■ Aim of the task ■
Below is a block of records; return all of them exactly, but without the images.

BEGIN Given records

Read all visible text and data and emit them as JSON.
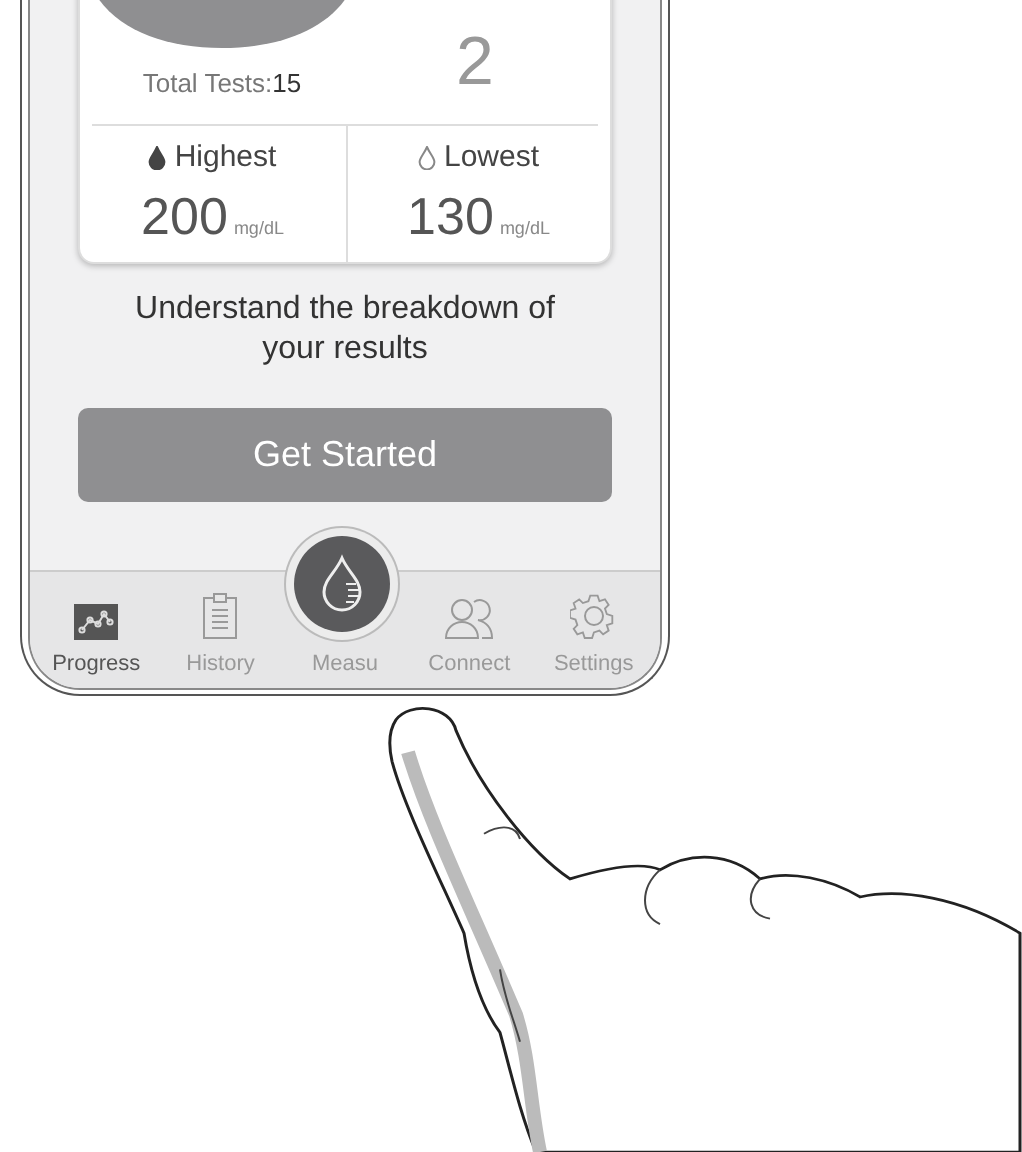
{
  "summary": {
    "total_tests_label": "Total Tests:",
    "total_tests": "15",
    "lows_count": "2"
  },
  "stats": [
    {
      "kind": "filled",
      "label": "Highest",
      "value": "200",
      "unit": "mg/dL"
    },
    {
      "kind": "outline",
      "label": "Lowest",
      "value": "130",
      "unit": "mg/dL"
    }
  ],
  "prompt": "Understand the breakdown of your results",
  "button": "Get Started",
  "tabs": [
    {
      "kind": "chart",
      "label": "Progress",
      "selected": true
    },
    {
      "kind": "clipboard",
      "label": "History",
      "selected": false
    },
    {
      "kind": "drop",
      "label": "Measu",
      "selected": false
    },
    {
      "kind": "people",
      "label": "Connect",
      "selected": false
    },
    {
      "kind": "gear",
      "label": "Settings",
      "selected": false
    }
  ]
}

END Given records

■ Output for this exercise ■
Read all visible text and data and emit them as JSON.
{
  "summary": {
    "total_tests_label": "Total Tests:",
    "total_tests": "15",
    "lows_count": "2"
  },
  "stats": [
    {
      "kind": "filled",
      "label": "Highest",
      "value": "200",
      "unit": "mg/dL"
    },
    {
      "kind": "outline",
      "label": "Lowest",
      "value": "130",
      "unit": "mg/dL"
    }
  ],
  "prompt": "Understand the breakdown of your results",
  "button": "Get Started",
  "tabs": [
    {
      "kind": "chart",
      "label": "Progress",
      "selected": true
    },
    {
      "kind": "clipboard",
      "label": "History",
      "selected": false
    },
    {
      "kind": "drop",
      "label": "Measu",
      "selected": false
    },
    {
      "kind": "people",
      "label": "Connect",
      "selected": false
    },
    {
      "kind": "gear",
      "label": "Settings",
      "selected": false
    }
  ]
}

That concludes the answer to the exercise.